Globalization, the information age, and rapidly expanding coastal population centers have increased both the importance and the vulnerability of the maritime commons. Rapid demographic growth in coastal regions increasingly strains maritime infrastructure and countries' ability to govern their maritime spaces. As more people migrate to coastal areas, the increased demand for food, energy, and hard goods requires greater dependence on the maritime commons for legitimate commerce and access to offshore resources.

Organizations engaged in illicit commerce seek to create and exploit gaps in maritime governance by attacking law enforcement or bribing government officials. These gaps result in seaborne security threats and the disruption of legitimate commerce and often lead to internal instability, particularly for fragile states threatened by violent conflict. The inability to effectively govern maritime spaces tends to undermine public confidence and can lead to a breakdown in public order. A diminished rule of law stifles economic development and increases vulnerability to environmental damage.
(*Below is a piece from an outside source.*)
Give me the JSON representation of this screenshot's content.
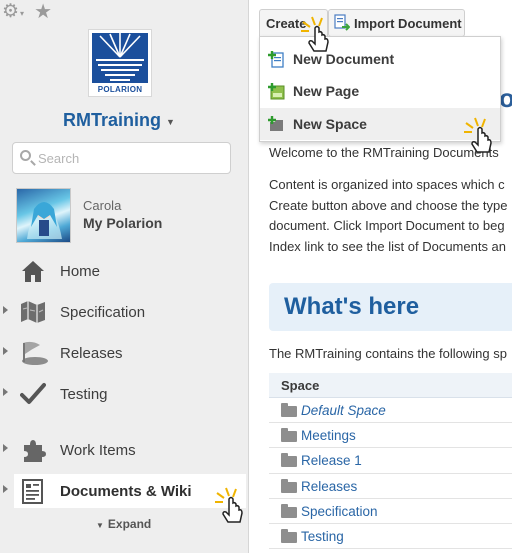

Poorly governed littorals also present problems for the United States and its trading partners. The safety and security of the littorals are prerequisites for global economic trade. More than 90 percent of the world's trade moves on the oceans. Effective maritime governance and a smoothly functioning infrastructure ensure the viability of the global commons, whereas gaps in maritime security can enable the proliferation of security threats, including support for insurgent organizations and terrorist groups, and seaborne transport of weapons of mass destruction.
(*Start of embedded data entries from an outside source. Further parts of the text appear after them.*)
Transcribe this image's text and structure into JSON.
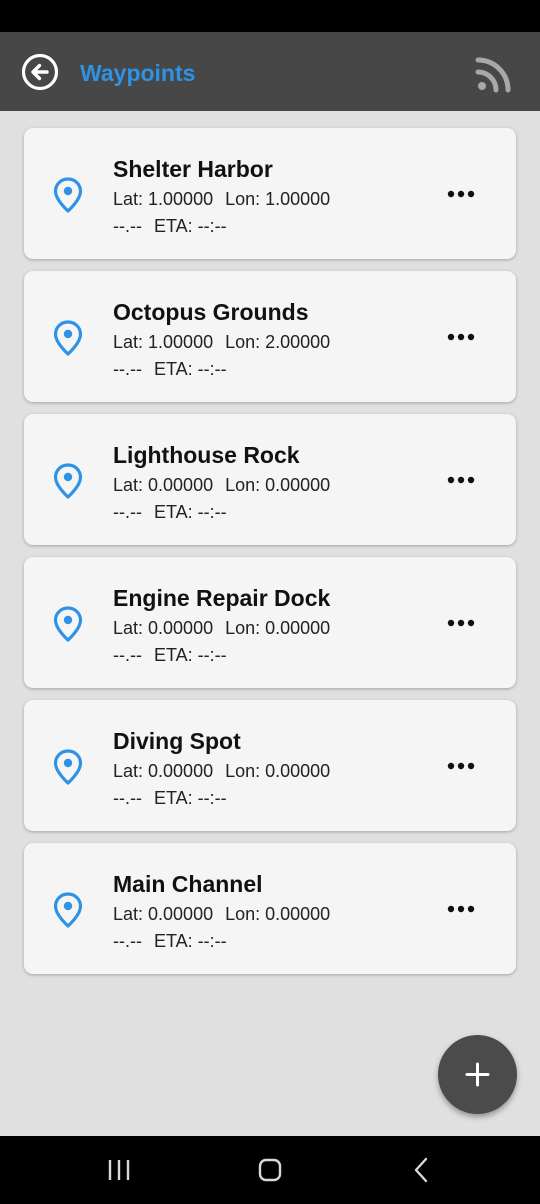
{
  "header": {
    "title": "Waypoints",
    "back_icon": "back-arrow-circle-icon",
    "action_icon": "rss-feed-icon"
  },
  "colors": {
    "accent": "#2e93e6",
    "app_bar": "#474747",
    "card_bg": "#f5f5f5",
    "background": "#e0e0e0",
    "fab": "#4b4b4b"
  },
  "waypoints": [
    {
      "name": "Shelter Harbor",
      "lat_label": "Lat: 1.00000",
      "lon_label": "Lon: 1.00000",
      "distance": "--.--",
      "eta_label": "ETA: --:--"
    },
    {
      "name": "Octopus Grounds",
      "lat_label": "Lat: 1.00000",
      "lon_label": "Lon: 2.00000",
      "distance": "--.--",
      "eta_label": "ETA: --:--"
    },
    {
      "name": "Lighthouse Rock",
      "lat_label": "Lat: 0.00000",
      "lon_label": "Lon: 0.00000",
      "distance": "--.--",
      "eta_label": "ETA: --:--"
    },
    {
      "name": "Engine Repair Dock",
      "lat_label": "Lat: 0.00000",
      "lon_label": "Lon: 0.00000",
      "distance": "--.--",
      "eta_label": "ETA: --:--"
    },
    {
      "name": "Diving Spot",
      "lat_label": "Lat: 0.00000",
      "lon_label": "Lon: 0.00000",
      "distance": "--.--",
      "eta_label": "ETA: --:--"
    },
    {
      "name": "Main Channel",
      "lat_label": "Lat: 0.00000",
      "lon_label": "Lon: 0.00000",
      "distance": "--.--",
      "eta_label": "ETA: --:--"
    }
  ],
  "fab": {
    "icon": "plus-icon"
  },
  "nav": {
    "icons": [
      "recent-apps-icon",
      "home-icon",
      "back-icon"
    ]
  }
}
Poorly governed or ungoverned maritime spaces also invite undue influence from predatory states seeking to exploit a country's offshore fisheries, energy, or natural resources. Illegal fishing off the coast of Africa not only places a hardship on local populations who depend on fish as their main source of protein, but also creates broader instability in the region. For these and other reasons, MSSR is of growing importance.

--U.S. Institute of Peace

From the CIAO Database:

Maritime Security Sector Reform

Dealing with Maritime Security in the Mediterranean Basin: The EU as a Multilateral Actor

Investing in Science and Technology to Meet Africa's Maritime Security Challenges

Is Port Security Spending Making Us Safer?

Container Security Report


Outside Sources: *

Container Security Initiative (Department of Homeland Security)

The Maritime Security Council

U.S. Public Port Facts (AAPA)

* Outside links are not maintained. For broken outside links, CIAO recommends the Way Back Machine.